Dominating one wall is a mind-boggling piece of art that features a young and glowering Cassius Clay, poised over a fallen Sonny Liston with the phrase “Float Like A Butterfly, Sting Like A Bee,” worked beautifully into the backdrop. You can feel the power emanating from Clay’s gloves and sense the hopelessness of his victim.

Kansas City Chiefs running back Jamaal Charles takes center stage on another wall.

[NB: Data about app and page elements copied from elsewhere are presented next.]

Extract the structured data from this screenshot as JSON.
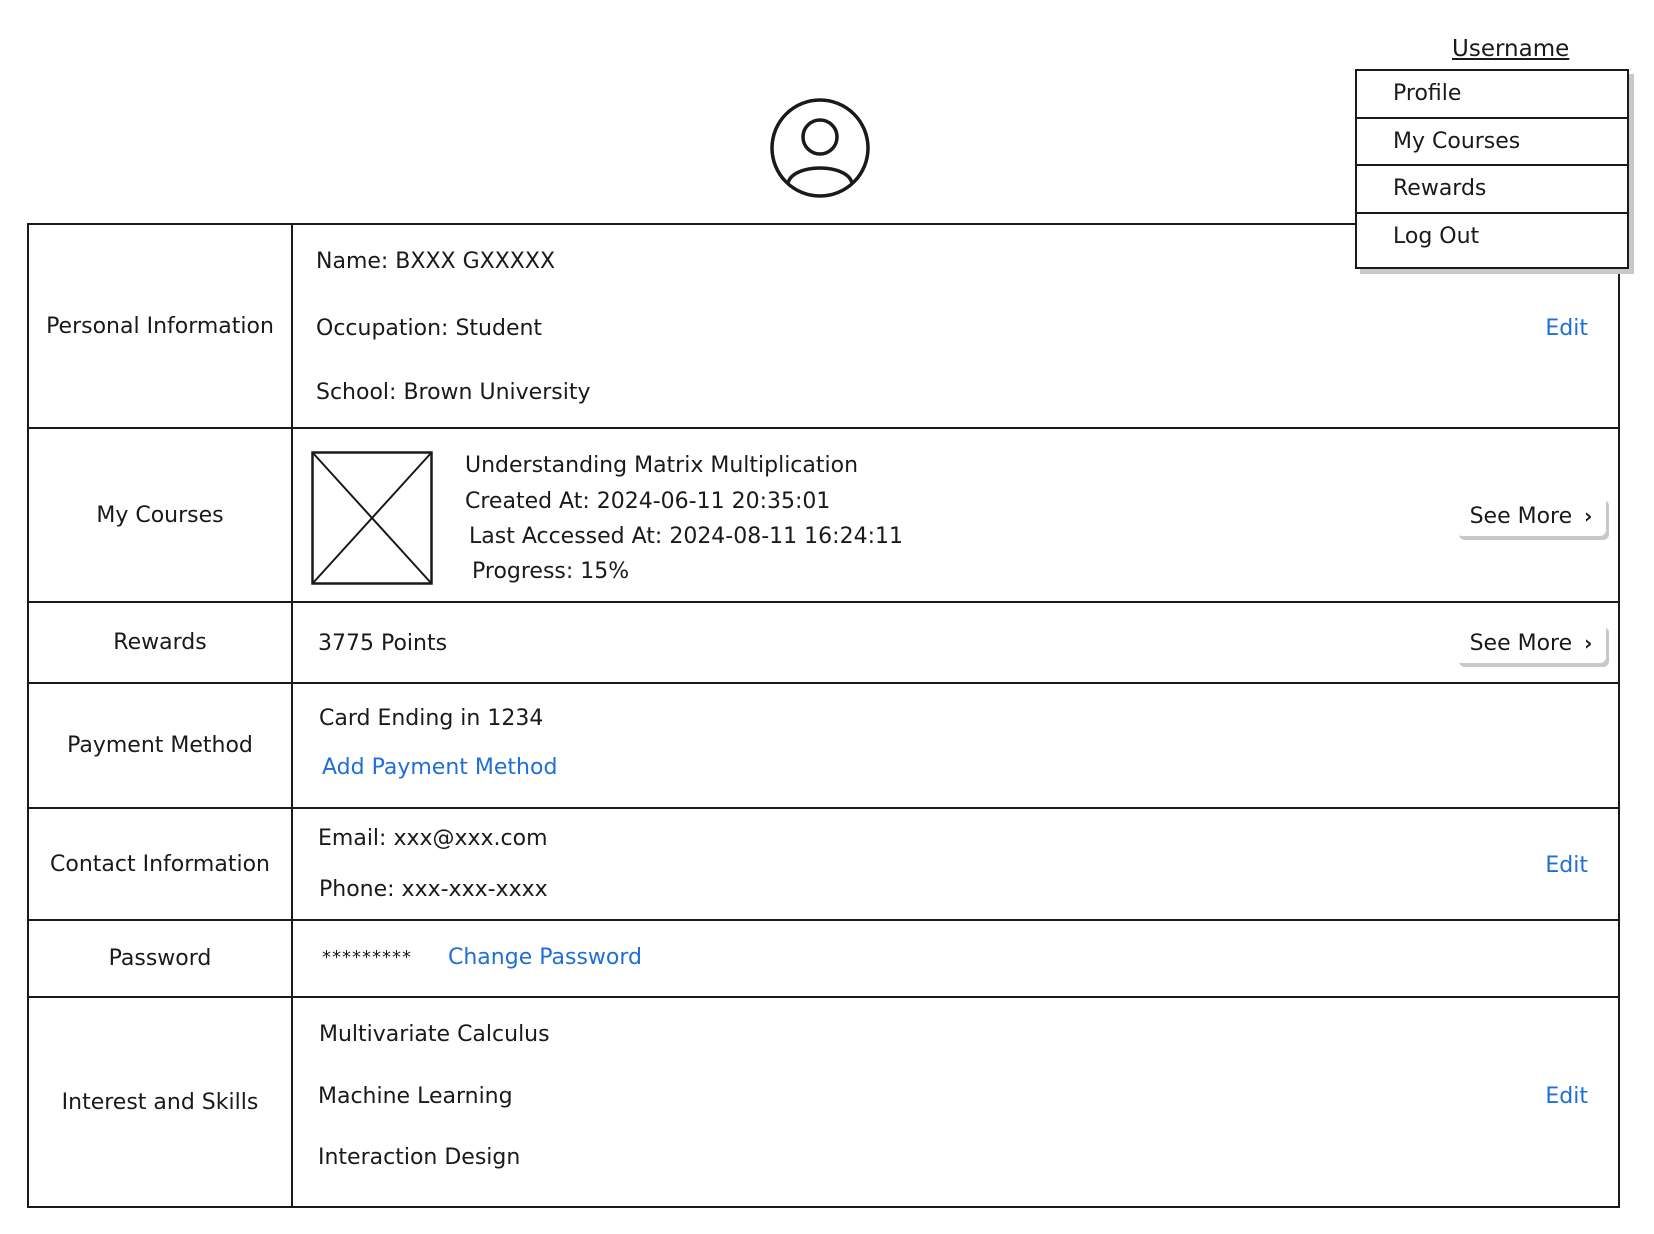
{
  "header": {
    "username": "Username",
    "menu": [
      "Profile",
      "My Courses",
      "Rewards",
      "Log Out"
    ]
  },
  "avatar_icon": "user-circle-icon",
  "personal": {
    "label": "Personal Information",
    "name": "Name: BXXX GXXXXX",
    "occupation": "Occupation: Student",
    "school": "School: Brown University",
    "edit": "Edit"
  },
  "courses": {
    "label": "My Courses",
    "title": "Understanding Matrix Multiplication",
    "created": "Created At: 2024-06-11 20:35:01",
    "accessed": "Last Accessed At: 2024-08-11 16:24:11",
    "progress": "Progress: 15%",
    "see_more": "See More"
  },
  "rewards": {
    "label": "Rewards",
    "points": "3775 Points",
    "see_more": "See More"
  },
  "payment": {
    "label": "Payment Method",
    "card": "Card Ending in 1234",
    "add": "Add Payment Method"
  },
  "contact": {
    "label": "Contact Information",
    "email": "Email: xxx@xxx.com",
    "phone": "Phone: xxx-xxx-xxxx",
    "edit": "Edit"
  },
  "password": {
    "label": "Password",
    "masked": "*********",
    "change": "Change Password"
  },
  "interests": {
    "label": "Interest and Skills",
    "items": [
      "Multivariate Calculus",
      "Machine Learning",
      "Interaction Design"
    ],
    "edit": "Edit"
  },
  "colors": {
    "link": "#1f6fd6",
    "border": "#1a1a1a",
    "shadow": "#c8c8c8"
  }
}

He is almost a blur, mimicking what must be the view most NFL defenders experience as he streaks past them for a long gain.

A trio of prints featuring rock and blues legends John Lennon, B.B. King and Jimi Hendrix hang in his studio and massive action portrait of former Lee’s Summit West High School star Monte Harrison sits on an easel, waiting for the finishing touches.

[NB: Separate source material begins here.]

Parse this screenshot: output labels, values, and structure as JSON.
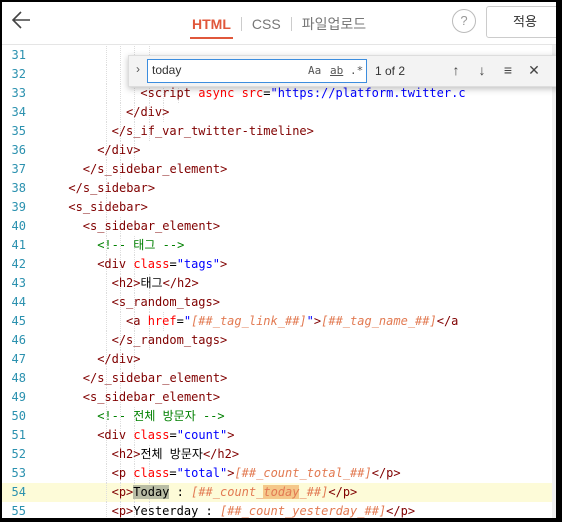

The one thing each of these pieces of art has in common is its creator – the third-year Grain Valley High School art teacher and assistant football coach – who brings passion to everything he touches, and paints.

Williams, who graduated with an art degree from Southwest Baptist University in Bolivar, Missouri, has been teaching art at Grain Valley for three years. Last week, he pulled off a remarkable coup by hosting an hour-and-a-half Skype session with legendary artist Stephen Holland (stephenhollandstudios.com).

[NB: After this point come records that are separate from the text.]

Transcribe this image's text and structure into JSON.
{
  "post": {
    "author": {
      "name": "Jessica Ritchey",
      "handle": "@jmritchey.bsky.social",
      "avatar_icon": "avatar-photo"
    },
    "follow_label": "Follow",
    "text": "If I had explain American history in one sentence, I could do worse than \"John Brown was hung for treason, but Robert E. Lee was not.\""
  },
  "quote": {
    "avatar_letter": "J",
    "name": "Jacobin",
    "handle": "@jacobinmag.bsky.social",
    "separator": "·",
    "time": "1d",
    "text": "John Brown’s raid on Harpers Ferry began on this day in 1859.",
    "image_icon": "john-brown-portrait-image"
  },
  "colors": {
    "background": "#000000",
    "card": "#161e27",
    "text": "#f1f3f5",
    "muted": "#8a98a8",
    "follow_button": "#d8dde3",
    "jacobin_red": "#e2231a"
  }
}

That brush with fame has provided even more inspiration and stoked the passion and love of art that has been a driving force in Williams’ life since he was a youngster.

“I guess you could say I’ve come a long way since I was drawing pictures of Batman & Robin and Spiderman when I was a little kid,” chuckled Williams, who has sold several original pieces and lithographs (jakewilliamsart.com). I’ve always loved art and sports and have been so fortunate to have combined them into my teaching and coaching career.

“And when I’m away from school, I can create pieces of art that I enjoy – and that I hope other people enjoy, too. Setting up the Skype session with Stephen Holland last week was really the highlight of my teaching career. When I was able to contact him through his agent, and he agreed to talk to my students, I was just amazed. We’ve talked a few times since and I hope one day to go out to California and meet him – he actually invited me to his studio.

“The piece I did on Muhammad Ali (who was known as Cassius Clay at the time he defeated Liston) was really inspired by Stephen’s work. He always incorporates great backgrounds into his work, and I tried to do that with the ‘Float Like A Butterfly, Sting Like A Bee,’ motto in the background.”

That painting will always hold a special place in Williams’ personal gallery, because he worked on it some 20 hours – then went back and worked on it some more, fine tuning some areas that “just weren’t right.”

“A lot of trial and error in that piece – which is one of my earliest pieces,” Williams explained. “I can look back at my earlier works and see a lot of room for improvement. I think the more I paint, the better I get. And I love painting and making pieces of art that folks like.”

He is currently working on two pieces for Harrison, the former Lee’s Summit West standout who is now a minor league prospect in the Milwaukee Brewers organization.

While he was recovering from a knee injury, Williams met former Kansas City Chiefs player Alphonso Hoge (2005-2006) and wound up doing a portrait that now hangs in the former defensive tackle’s home.

“That was pretty cool,” Williams said. “Meeting Alphonso led to a few more contacts and I hope to expand my opportunities to do some work for pro athletes.”

One his most recent pieces is a smiling portrait of Kansas City Royals World Series MVP Salvador Perez, which was a collaborative effort with Luke Hammontree, a former Grain Valley art student.

“That was a lot of fun,” Williams said. “I’d never done a collaborative piece of art and we both enjoyed it. Luke graduated last year and he has so much talent. He came back last week for the Skype session with Stephen and he really enjoyed it. You could tell he was inspired. I was certainly inspired and so were my students.”

Inspiration, talent and passion are equal parts of Williams’ love of art and life.

“How many people can say they get up and go to work every day and love what they do?” Williams asked. “I’m a lucky guy.”